Faced with the threat of being forced to shut down Senioropolis and repeat senior year, the seniors stage a "High School Mythical," starring Babbers as "Seniodysseus," who is lost at sea and must navigate the shoals of high school life. Madonjelina, now Babbers’ adoptive mother, drops by to see her son’s performance, is given a starring role, turns the show into an instant world-wide sensation, and makes the seniors famous.
Even so, the superintendent is determined to make the seniors repeat their senior year, but just as she is about to announce her decision, Agents X and Y are unveiled as two high school seniors from Liechtenstein. The purpose of their experiment had been to slander American high school seniors as a way of enabling more Liechteinsteinians to be accepted by Holly League colleges. They are un-accepted, Krasston is fired, Wivvans keeps her job, and Madonjelina uses her clout to persuade the Hollies to pay the seniors (who are now global celebrities) to attend their schools. After Evelyn and Jared refuse the temptation of becoming "rich and famous," the Erma Schmoe seniors celebrate, off to better things with "admission to life."
Substantial media attention surrounded the musical as the show's dates edged closer. There was much interest, with a few articles having been published in newspapers such as The Connection and USA Today newspapers.

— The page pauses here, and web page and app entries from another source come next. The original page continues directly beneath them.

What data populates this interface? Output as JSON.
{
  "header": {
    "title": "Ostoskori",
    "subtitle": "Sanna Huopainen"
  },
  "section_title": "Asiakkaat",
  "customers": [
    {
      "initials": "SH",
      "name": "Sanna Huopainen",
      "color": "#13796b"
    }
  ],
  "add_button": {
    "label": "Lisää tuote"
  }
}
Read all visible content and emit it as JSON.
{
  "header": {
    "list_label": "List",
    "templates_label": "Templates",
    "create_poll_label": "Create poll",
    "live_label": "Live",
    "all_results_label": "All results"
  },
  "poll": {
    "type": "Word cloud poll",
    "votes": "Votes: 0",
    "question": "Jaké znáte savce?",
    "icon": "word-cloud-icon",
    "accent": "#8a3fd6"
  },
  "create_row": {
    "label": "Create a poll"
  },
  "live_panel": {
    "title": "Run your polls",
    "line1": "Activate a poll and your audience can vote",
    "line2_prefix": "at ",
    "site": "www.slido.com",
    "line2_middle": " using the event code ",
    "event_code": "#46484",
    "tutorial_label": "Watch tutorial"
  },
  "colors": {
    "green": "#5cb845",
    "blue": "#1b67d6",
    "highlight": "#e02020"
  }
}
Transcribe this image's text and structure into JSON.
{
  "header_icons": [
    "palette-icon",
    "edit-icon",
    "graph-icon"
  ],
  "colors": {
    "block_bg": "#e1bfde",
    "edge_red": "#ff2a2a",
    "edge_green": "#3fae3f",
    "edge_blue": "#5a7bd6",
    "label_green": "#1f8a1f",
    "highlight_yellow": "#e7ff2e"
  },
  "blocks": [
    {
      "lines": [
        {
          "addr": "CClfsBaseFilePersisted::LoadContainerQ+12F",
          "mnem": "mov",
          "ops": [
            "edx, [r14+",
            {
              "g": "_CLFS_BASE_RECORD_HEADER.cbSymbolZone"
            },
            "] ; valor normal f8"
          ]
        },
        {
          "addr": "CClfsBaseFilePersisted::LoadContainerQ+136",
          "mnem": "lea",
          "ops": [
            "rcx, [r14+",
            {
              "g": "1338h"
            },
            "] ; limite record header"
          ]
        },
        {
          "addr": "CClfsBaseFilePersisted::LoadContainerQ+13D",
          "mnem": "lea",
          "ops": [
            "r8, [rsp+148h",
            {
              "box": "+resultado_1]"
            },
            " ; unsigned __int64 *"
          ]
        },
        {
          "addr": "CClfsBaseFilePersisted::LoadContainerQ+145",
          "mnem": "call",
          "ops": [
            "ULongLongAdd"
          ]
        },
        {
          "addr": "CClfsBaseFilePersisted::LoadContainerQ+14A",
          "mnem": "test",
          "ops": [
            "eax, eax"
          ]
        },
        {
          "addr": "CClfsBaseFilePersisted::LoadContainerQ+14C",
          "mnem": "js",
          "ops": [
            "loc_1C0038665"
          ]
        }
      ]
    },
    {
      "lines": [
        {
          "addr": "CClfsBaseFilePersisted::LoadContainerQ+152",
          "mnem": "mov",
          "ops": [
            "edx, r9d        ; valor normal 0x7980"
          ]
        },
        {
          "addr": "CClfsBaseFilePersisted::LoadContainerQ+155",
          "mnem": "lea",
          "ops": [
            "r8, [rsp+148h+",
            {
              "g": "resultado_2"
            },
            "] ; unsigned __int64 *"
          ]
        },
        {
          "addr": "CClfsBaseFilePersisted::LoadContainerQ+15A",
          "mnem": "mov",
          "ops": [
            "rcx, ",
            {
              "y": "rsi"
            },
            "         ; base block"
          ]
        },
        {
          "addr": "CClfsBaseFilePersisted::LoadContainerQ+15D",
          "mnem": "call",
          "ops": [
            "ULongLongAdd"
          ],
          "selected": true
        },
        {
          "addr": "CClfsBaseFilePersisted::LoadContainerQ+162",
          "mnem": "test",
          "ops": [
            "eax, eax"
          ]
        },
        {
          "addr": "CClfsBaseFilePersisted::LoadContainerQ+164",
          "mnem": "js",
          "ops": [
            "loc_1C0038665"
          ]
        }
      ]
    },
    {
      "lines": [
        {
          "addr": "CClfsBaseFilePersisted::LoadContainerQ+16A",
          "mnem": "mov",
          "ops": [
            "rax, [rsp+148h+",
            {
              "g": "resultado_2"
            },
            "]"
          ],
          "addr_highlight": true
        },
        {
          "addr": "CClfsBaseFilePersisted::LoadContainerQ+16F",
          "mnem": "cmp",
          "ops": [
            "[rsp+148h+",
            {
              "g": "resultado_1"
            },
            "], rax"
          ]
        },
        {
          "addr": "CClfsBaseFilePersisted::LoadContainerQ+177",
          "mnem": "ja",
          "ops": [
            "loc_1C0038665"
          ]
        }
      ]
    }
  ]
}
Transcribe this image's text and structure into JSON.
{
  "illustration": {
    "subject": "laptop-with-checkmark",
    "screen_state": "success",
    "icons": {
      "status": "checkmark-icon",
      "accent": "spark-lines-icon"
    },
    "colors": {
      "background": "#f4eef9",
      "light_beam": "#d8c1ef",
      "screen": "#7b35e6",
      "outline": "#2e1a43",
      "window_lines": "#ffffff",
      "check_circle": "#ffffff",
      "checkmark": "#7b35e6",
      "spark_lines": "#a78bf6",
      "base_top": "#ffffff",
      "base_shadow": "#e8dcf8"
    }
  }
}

A short piece was done for NBC.
2007 Premiere Cast
- Molly Dickerson as Evelyn Cummings
- Dustin Morris as Jared Jamison
- Megan Ort as Olivia Grenson
- Kyler Vaillancourt as Babbers
- Emma Earnest as Lily
- Megan Herrera as Melanie
- Matthew Xhignesse as Dexter
- James Singleton as Clif
- Samuel Brown as Timmy
- Julieann Choi as Agent X/Liecht
- Kate Kirschner as Agent Y/Stein
- Michael Sapp as Stanley Krasston
- Tess Talbot as Meg Wivvans
- Jennifer Petronzio as Madonjelina
- Mary Picard as Dr. Helga Hawkins and Browston
- Kathleen Smith as Raspy Gaspy
- Chelsea Cook as Felicity Forte
- Matthew Provance as G.C. Beaker and Terri
- Diego Maurera as Napoleon Charlemagne and Darryl Darrington
- Amanda Fernandez as Austen Bronte
- Angela Miller as Julie Cummings
- Elcid Strickland as Finbar Jamison
- Dan Hrebenak Bobby Babbers and Pennvard
- Gen Blau as Ophelia Grenson
- Ellen Rosebrough as Mom Krasston and Yalemouth
- Julia Katz as Cornumbia
- 13 July 2007 <http://www.cappies.com/cit/>.
- 13 July 2007 <http://www.editundo.org/>.
- 13 July 2007 <http://www.senioritismusical.com>.
- "Senioritis and Edit:Undo." The Connection 14 Mar. 2007.
- Toppo, Greg. "A Musical in Their Own Words." USA Today 1 Aug. 2007. 1 Aug. 2007 <http://www.usatoday.com/news/education/2007-07-31-musical-national_N.htm?csp=34>.